* _Action item_: Output the full listing verbatim.

* _Input material_:
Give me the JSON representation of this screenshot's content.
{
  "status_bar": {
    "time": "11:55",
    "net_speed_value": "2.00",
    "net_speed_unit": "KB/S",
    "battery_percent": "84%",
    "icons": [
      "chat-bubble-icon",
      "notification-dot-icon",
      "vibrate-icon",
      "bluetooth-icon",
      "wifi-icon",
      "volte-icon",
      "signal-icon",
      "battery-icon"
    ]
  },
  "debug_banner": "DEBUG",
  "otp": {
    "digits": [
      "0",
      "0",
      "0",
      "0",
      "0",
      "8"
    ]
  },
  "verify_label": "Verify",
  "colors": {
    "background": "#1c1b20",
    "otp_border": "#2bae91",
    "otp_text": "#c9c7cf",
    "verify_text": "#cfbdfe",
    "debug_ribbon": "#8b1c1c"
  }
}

* _Answer for the task_:
Give me the JSON representation of this screenshot's content.
{
  "status_bar": {
    "time": "11:55",
    "net_speed_value": "2.00",
    "net_speed_unit": "KB/S",
    "battery_percent": "84%",
    "icons": [
      "chat-bubble-icon",
      "notification-dot-icon",
      "vibrate-icon",
      "bluetooth-icon",
      "wifi-icon",
      "volte-icon",
      "signal-icon",
      "battery-icon"
    ]
  },
  "debug_banner": "DEBUG",
  "otp": {
    "digits": [
      "0",
      "0",
      "0",
      "0",
      "0",
      "8"
    ]
  },
  "verify_label": "Verify",
  "colors": {
    "background": "#1c1b20",
    "otp_border": "#2bae91",
    "otp_text": "#c9c7cf",
    "verify_text": "#cfbdfe",
    "debug_ribbon": "#8b1c1c"
  }
}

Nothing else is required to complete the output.